Hello everyone! Im fairly new to Linux and I have purchased a load of new Distros. I will be installing quite a few on friends and families laptops and I just wondered which of the following Distros I have will and will not allow you to install the Linux OS alongside windows automatically (i.e when installing it gives you the option to boot alongside windows)...
I don't want to risk wiping the Windows OS so Im a bit anxious to just go ahead and install them and also I dont want to have to set up partitions and install GRUB etc manually?
Arch Linux Core Dual 19.08.11
Mint 13 Mate
OpenSuse 12.2 KDE
PCLinuxOS Full Monty KDE
My advice is "be careful!"
I know that some of those distros listed gives an option to install Linux side-by-side, but do you dare trust that it always works?
I strongly recommend you to try it out on a test-computer before risking friends and families laptops! If something goes wrong you'll need knowledge to fix it - or you'll find yourself out of friends...
You don't need a fancy 'puter for testing, a 10 year old is good enough to start with.

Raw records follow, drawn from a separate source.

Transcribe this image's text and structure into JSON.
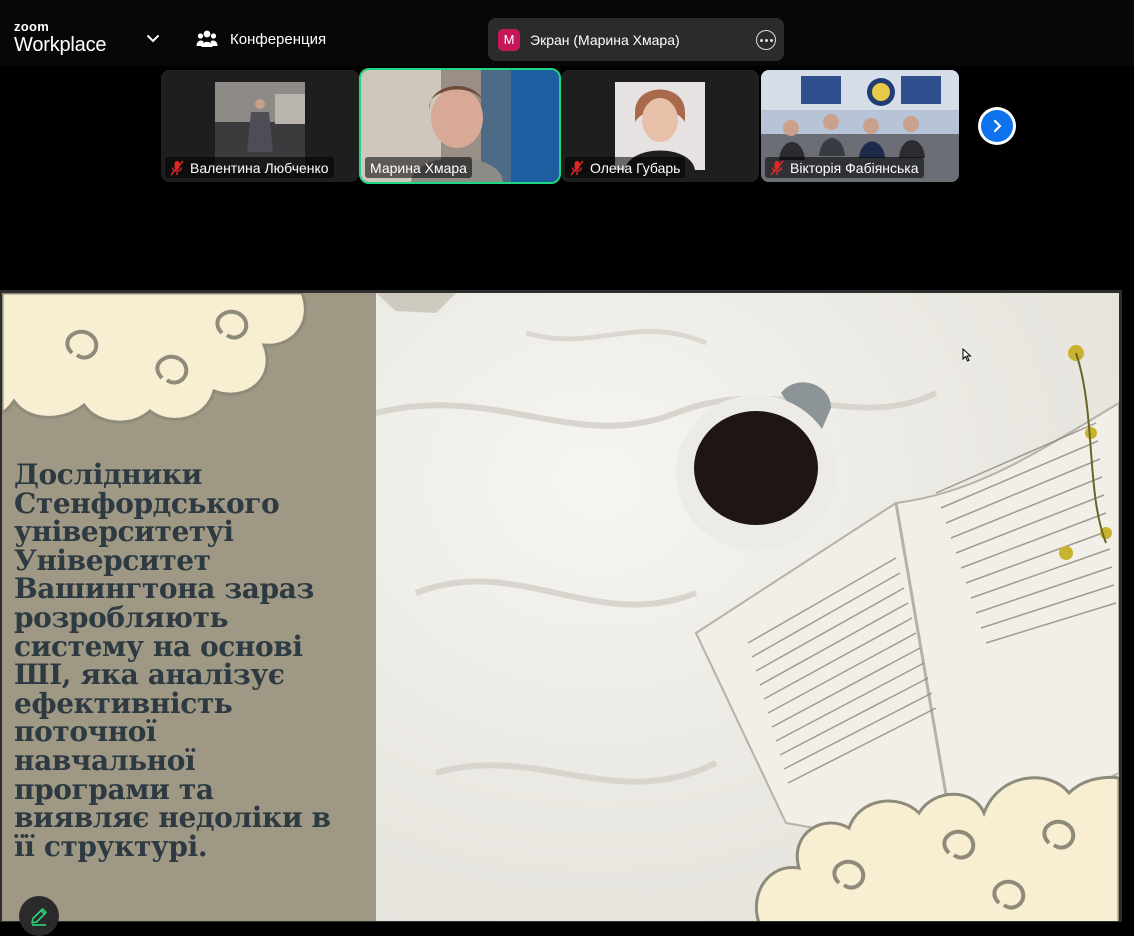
{
  "app": {
    "logo_top": "zoom",
    "logo_bottom": "Workplace",
    "meeting_label": "Конференция",
    "share_pill": {
      "avatar_letter": "M",
      "label": "Экран (Марина Хмара)"
    }
  },
  "participants": [
    {
      "name": "Валентина Любченко",
      "muted": true,
      "active": false
    },
    {
      "name": "Марина Хмара",
      "muted": false,
      "active": true
    },
    {
      "name": "Олена Губарь",
      "muted": true,
      "active": false
    },
    {
      "name": "Вікторія Фабіянська",
      "muted": true,
      "active": false
    }
  ],
  "slide": {
    "lines": [
      "Дослідники",
      "Стенфордського",
      "університетуі",
      "Університет",
      "Вашингтона зараз",
      "розробляють",
      "систему на основі",
      "ШІ, яка аналізує",
      "ефективність",
      "поточної",
      "навчальної",
      "програми та",
      "виявляє недоліки в",
      "її структурі."
    ]
  },
  "icons": {
    "dropdown": "chevron-down-icon",
    "participants": "people-icon",
    "more": "more-options-icon",
    "muted_mic": "muted-mic-icon",
    "next": "chevron-right-icon",
    "annotate": "pencil-icon"
  },
  "colors": {
    "active_border": "#1ed782",
    "muted_icon": "#e02828",
    "share_avatar": "#c5175a",
    "next_button": "#0e72ed",
    "slide_panel": "#9e9884",
    "slide_text": "#2d3a41",
    "cloud_fill": "#f8eed2"
  }
}
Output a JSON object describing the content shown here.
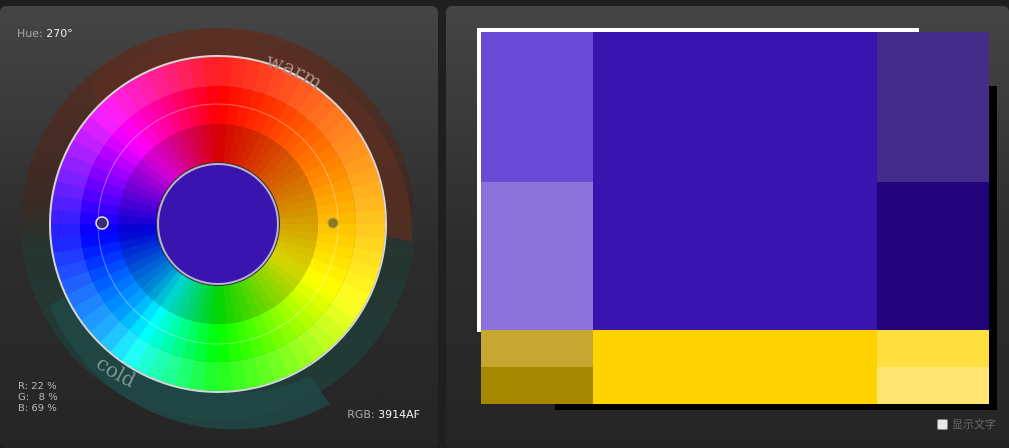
{
  "hue": {
    "label": "Hue:",
    "value": "270°"
  },
  "rgb_breakdown": {
    "r": "R: 22 %",
    "g": "G:   8 %",
    "b": "B: 69 %"
  },
  "hex": {
    "label": "RGB:",
    "value": "3914AF"
  },
  "wheel": {
    "warm_label": "warm",
    "cold_label": "cold",
    "center_color": "#3914AF"
  },
  "scheme": {
    "primary": "#3914AF",
    "secondary_light": "#6A4BD7",
    "secondary_lighter": "#8B72DA",
    "dark_1": "#432C8A",
    "dark_2": "#22037B",
    "complement": "#FFD300",
    "complement_dark_1": "#C6A732",
    "complement_dark_2": "#A68800",
    "complement_light_1": "#FFDE40",
    "complement_light_2": "#FFE673"
  },
  "controls": {
    "show_text_label": "显示文字"
  }
}
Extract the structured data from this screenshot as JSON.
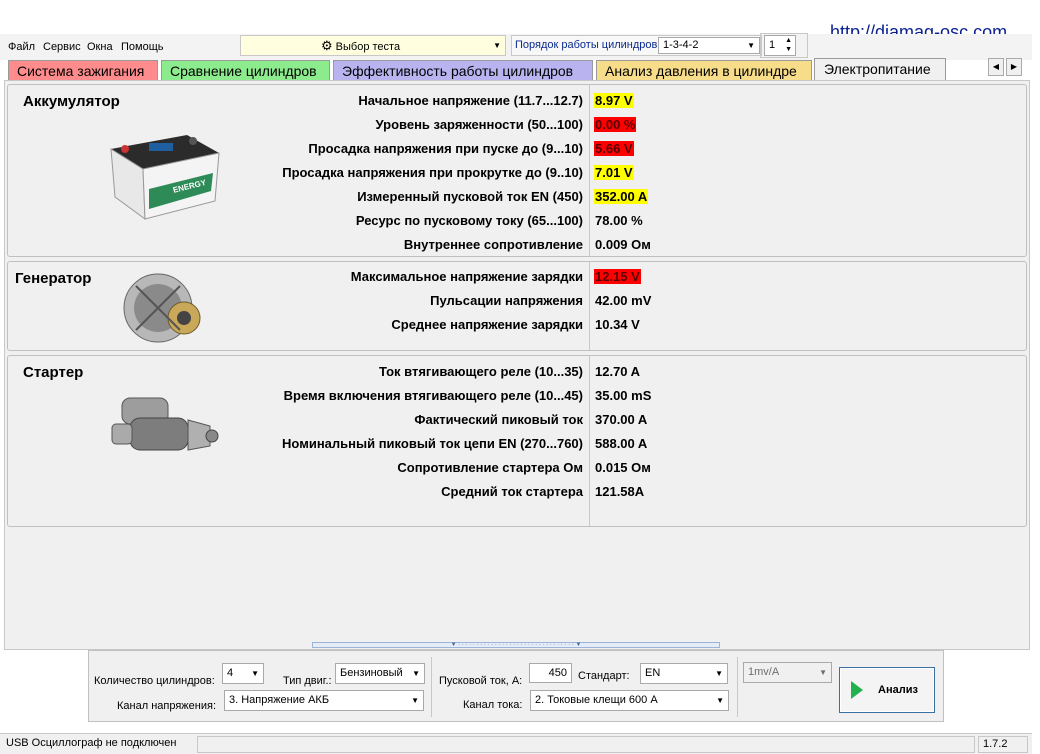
{
  "watermark_url": "http://diamag-osc.com",
  "menu": [
    "Файл",
    "Сервис",
    "Окна",
    "Помощь"
  ],
  "toolbar": {
    "test_select": "Выбор теста",
    "order_label": "Порядок работы цилиндров",
    "order_value": "1-3-4-2",
    "spin_value": "1"
  },
  "tabs": [
    {
      "label": "Система зажигания",
      "color": "#ff8c8c"
    },
    {
      "label": "Сравнение цилиндров",
      "color": "#8ceb8c"
    },
    {
      "label": "Эффективность работы цилиндров",
      "color": "#b9b4f0"
    },
    {
      "label": "Анализ давления в цилиндре",
      "color": "#f7dc8a"
    },
    {
      "label": "Электропитание",
      "color": "#f0f0f0"
    }
  ],
  "sections": {
    "battery": {
      "title": "Аккумулятор",
      "image_text": "ENERGY",
      "rows": [
        {
          "label": "Начальное напряжение (11.7...12.7)",
          "value": "8.97 V",
          "hl": "yellow"
        },
        {
          "label": "Уровень заряженности (50...100)",
          "value": "0.00 %",
          "hl": "red"
        },
        {
          "label": "Просадка напряжения при пуске до (9...10)",
          "value": "5.66 V",
          "hl": "red"
        },
        {
          "label": "Просадка напряжения при прокрутке до  (9..10)",
          "value": "7.01 V",
          "hl": "yellow"
        },
        {
          "label": "Измеренный пусковой ток  EN (450)",
          "value": "352.00 A",
          "hl": "yellow"
        },
        {
          "label": "Ресурс по пусковому току (65...100)",
          "value": "78.00 %",
          "hl": ""
        },
        {
          "label": "Внутреннее сопротивление",
          "value": "0.009 Ом",
          "hl": ""
        }
      ]
    },
    "generator": {
      "title": "Генератор",
      "rows": [
        {
          "label": "Максимальное напряжение зарядки",
          "value": "12.15 V",
          "hl": "red"
        },
        {
          "label": "Пульсации напряжения",
          "value": "42.00 mV",
          "hl": ""
        },
        {
          "label": "Среднее напряжение зарядки",
          "value": "10.34 V",
          "hl": ""
        }
      ]
    },
    "starter": {
      "title": "Стартер",
      "rows": [
        {
          "label": "Ток втягивающего реле (10...35)",
          "value": "12.70 A",
          "hl": ""
        },
        {
          "label": "Время включения втягивающего реле (10...45)",
          "value": "35.00 mS",
          "hl": ""
        },
        {
          "label": "Фактический пиковый ток",
          "value": "370.00 A",
          "hl": ""
        },
        {
          "label": "Номинальный пиковый ток цепи EN (270...760)",
          "value": "588.00 A",
          "hl": ""
        },
        {
          "label": "Сопротивление стартера Ом",
          "value": "0.015 Ом",
          "hl": ""
        },
        {
          "label": "Средний ток стартера",
          "value": "121.58A",
          "hl": ""
        }
      ]
    }
  },
  "controls": {
    "cylinders_label": "Количество цилиндров:",
    "cylinders_value": "4",
    "engine_type_label": "Тип двиг.:",
    "engine_type_value": "Бензиновый",
    "voltage_channel_label": "Канал напряжения:",
    "voltage_channel_value": "3.  Напряжение АКБ",
    "start_current_label": "Пусковой ток, А:",
    "start_current_value": "450",
    "standard_label": "Стандарт:",
    "standard_value": "EN",
    "current_channel_label": "Канал тока:",
    "current_channel_value": "2.  Токовые клещи 600 А",
    "sensitivity_value": "1mv/A",
    "analyze_label": "Анализ"
  },
  "status": {
    "connection": "USB Осциллограф не подключен",
    "version": "1.7.2"
  }
}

Well, that's my advice. But to also answer your question, these are distros I believe have an option to install side-by-side:
Debian 6 (... hmm maybe you need to do the partitioning manually, can't remember.)

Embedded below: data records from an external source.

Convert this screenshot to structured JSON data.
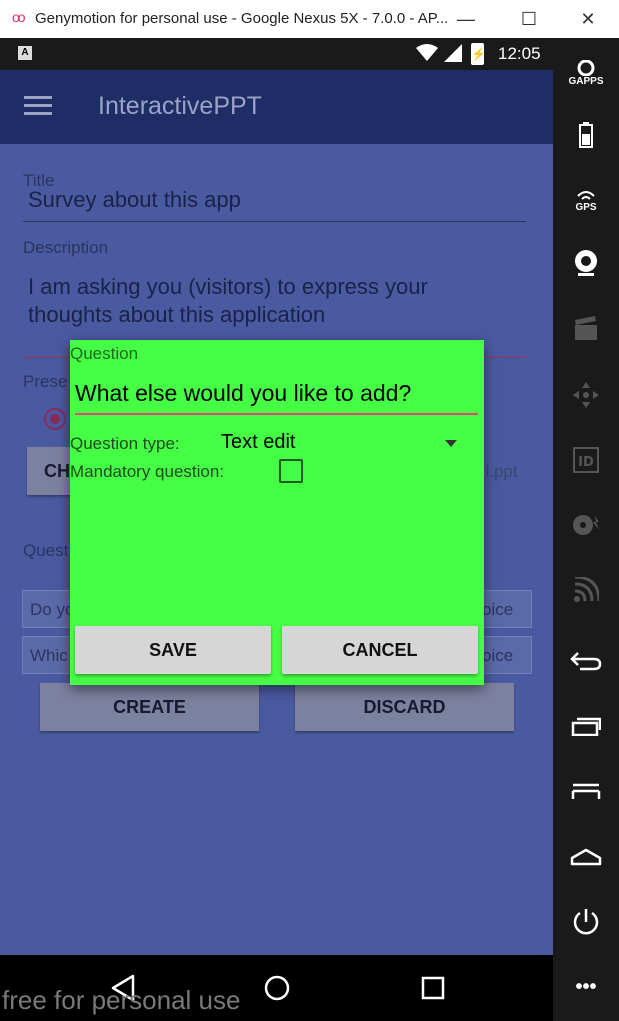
{
  "window": {
    "title": "Genymotion for personal use - Google Nexus 5X - 7.0.0 - AP...",
    "logo": "oo",
    "minimize": "—",
    "maximize": "☐",
    "close": "✕"
  },
  "statusbar": {
    "notification": "A",
    "time": "12:05",
    "battery": "⚡"
  },
  "appbar": {
    "title": "InteractivePPT"
  },
  "form": {
    "title_label": "Title",
    "title_value": "Survey about this app",
    "description_label": "Description",
    "description_line1": "I am asking you (visitors) to express your",
    "description_line2": "thoughts about this application",
    "presentation_label": "Prese",
    "choose_button": "CH",
    "file_name": "t l.ppt",
    "questions_label": "Quest",
    "question_rows": [
      {
        "left": "Do yo",
        "right": "oice"
      },
      {
        "left": "Whic",
        "right": "oice"
      }
    ],
    "create_button": "CREATE",
    "discard_button": "DISCARD"
  },
  "dialog": {
    "question_label": "Question",
    "question_value": "What else would you like to add?",
    "question_type_label": "Question type:",
    "question_type_value": "Text edit",
    "mandatory_label": "Mandatory question:",
    "mandatory_checked": false,
    "save_button": "SAVE",
    "cancel_button": "CANCEL",
    "background_color": "#45ff45"
  },
  "rail": {
    "gapps_label": "GAPPS",
    "gps_label": "GPS",
    "id_label": "ID",
    "more_label": "•••"
  },
  "watermark": "free for personal use",
  "colors": {
    "appbar": "#1f2d66",
    "accent": "#e8437a",
    "dialog_bg": "#45ff45"
  }
}
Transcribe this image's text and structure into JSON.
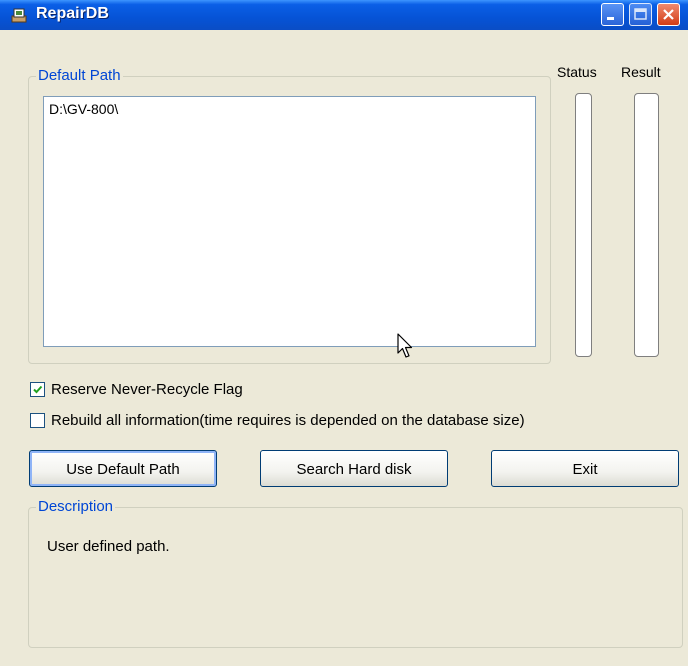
{
  "window": {
    "title": "RepairDB",
    "icons": [
      "app-icon",
      "minimize-icon",
      "maximize-icon",
      "close-icon"
    ]
  },
  "path_group": {
    "label": "Default Path",
    "paths": [
      "D:\\GV-800\\"
    ]
  },
  "columns": {
    "status_label": "Status",
    "result_label": "Result"
  },
  "options": {
    "reserve_flag": {
      "label": "Reserve Never-Recycle Flag",
      "checked": true
    },
    "rebuild_all": {
      "label": "Rebuild all information(time requires is depended on the database size)",
      "checked": false
    }
  },
  "buttons": {
    "use_default_path": "Use Default Path",
    "search_hard_disk": "Search Hard disk",
    "exit": "Exit"
  },
  "description": {
    "label": "Description",
    "text": "User defined path."
  },
  "colors": {
    "titlebar": "#0653d6",
    "window_bg": "#ece9d8",
    "group_label": "#0046d5",
    "close_button": "#d23c16"
  }
}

Probably PCLinux but never used it.
The rest I don't know.
Last edited by x; 11-28-2012 at 01:11 PM.
Without knowing anything about the computer hardware or the knowledge level of your friends and family it is difficult to say which distribution would be best. Most distributions have a live CD version where you can at least get a feeling for the OS and if it will suit your needs.
For dual boot you will need to shrink the existing windows partition(s). The major distributions have the capability to automatically create the necessary partitions using unallocated space created from shrinking windows. In some cases windows recovery partitions require you to explicitly create an extended partition in order to install linux. Since some linux installers will automatically create 3 partitions, /boot,/(root) and swap. grub will be automatically configured and installed to the Master Boot Record.

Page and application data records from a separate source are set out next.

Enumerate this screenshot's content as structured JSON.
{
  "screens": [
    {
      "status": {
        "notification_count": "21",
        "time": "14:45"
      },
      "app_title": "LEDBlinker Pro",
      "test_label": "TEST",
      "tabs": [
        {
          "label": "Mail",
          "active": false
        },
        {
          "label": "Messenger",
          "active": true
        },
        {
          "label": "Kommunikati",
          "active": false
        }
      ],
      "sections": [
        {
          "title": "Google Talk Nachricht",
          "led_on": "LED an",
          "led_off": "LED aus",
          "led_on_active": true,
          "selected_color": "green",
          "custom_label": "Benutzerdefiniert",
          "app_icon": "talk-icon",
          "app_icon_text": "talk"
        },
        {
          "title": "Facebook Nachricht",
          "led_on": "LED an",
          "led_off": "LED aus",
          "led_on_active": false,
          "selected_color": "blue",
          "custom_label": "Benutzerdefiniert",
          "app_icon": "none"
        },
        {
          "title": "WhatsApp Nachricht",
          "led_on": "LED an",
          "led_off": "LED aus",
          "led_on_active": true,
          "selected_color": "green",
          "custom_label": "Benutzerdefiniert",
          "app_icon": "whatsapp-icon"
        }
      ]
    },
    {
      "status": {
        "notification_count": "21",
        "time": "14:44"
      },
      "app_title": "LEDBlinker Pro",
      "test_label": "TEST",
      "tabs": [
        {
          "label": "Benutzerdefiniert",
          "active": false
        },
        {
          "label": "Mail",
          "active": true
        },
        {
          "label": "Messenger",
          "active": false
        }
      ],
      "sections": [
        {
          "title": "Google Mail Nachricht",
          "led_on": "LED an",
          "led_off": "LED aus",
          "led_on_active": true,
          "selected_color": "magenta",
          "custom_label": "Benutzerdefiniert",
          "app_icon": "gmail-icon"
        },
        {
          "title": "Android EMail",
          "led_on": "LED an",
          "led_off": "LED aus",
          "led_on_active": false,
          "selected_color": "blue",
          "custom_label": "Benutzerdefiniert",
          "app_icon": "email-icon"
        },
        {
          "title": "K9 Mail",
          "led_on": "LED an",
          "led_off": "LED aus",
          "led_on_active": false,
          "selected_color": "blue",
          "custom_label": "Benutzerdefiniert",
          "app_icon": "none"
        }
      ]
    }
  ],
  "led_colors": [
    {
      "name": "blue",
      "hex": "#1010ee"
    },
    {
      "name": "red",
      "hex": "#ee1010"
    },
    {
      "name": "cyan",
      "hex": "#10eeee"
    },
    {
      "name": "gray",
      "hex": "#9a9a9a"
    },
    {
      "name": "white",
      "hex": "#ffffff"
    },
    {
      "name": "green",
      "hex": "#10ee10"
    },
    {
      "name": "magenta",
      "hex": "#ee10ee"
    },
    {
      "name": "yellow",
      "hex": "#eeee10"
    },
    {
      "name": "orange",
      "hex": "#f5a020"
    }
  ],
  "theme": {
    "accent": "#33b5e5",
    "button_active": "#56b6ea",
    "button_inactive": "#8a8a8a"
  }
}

As another option you can also install and run from a USB drive.
I have not installed Qimo before but all the others can be installed without any fear along side with any existing MS Windows.
The best advice I could offer any PC user on dual boot is to create the necessary partitions for the intented operating system and tell the installer to install the OS in a partition "selected" by the user himself/herself.
It is very simple because if a Type 83 partition is created for Linux and a Type 82 partition available for swap MS Windows does not support them and will never touch it. A Linux installer on the other hand will recognise them and will sink its teeth into them. The best way to please a Linux installer is not to confuse it with a hard disk fully used up by a MS Windows and ask a Linux installed inside. Should the installer erase the hard disk to install Linux? or should it shrink the partition to create room for installation? What size of partition should it creates for the installation.
Therefore for any operating system installation the best strategy is to arrange the necessary partition available. For a MS Windows it is Type 7 for the NTFS filing system. For Linux it is always Type 83, formatted to the most popular Ext3 or Ext4 filing system and to be mounted for "/" as the root of the filing system. All Linux installer knows what to do with a swap and seldom asks question for it.
Vista, Win7 and WIn8 has a resizer function built into Disk Management by shrink a partition to obtain unallocated space. For Xp and Win2k use a Linux Live CD like Ubuntu which is equipped with "Gparted" that does the same thing. For best resut always defrag the WIndows partition and disable the page files as they are immovable files inside the partition limiting the size it could be reduced.
Creation of partitions is best done by a Linux Live CD as Linux supports 100+ partition type.
Terminal-based partitioning tools are the best like fdisk, cdisk, sfdisk, parted etc.
One needs to be a root user (equivalent to Administrator in MS Windows). For a terminal off a Live CD this can be claimed by command either "sudo su" (for Ubuntu-based distros) or "su" (for other main stream distros). If the root password is demanded just answer with "root".
It is the installer's obligation to format the partitions and swap does not need to be formatted as it has no filing system.
I would say 15Gb for a Linux distro and 1Gb for swap but 10Gb should fit most distros if hard disk space is at the premium. For a larger partition one can keep more files inside Linux.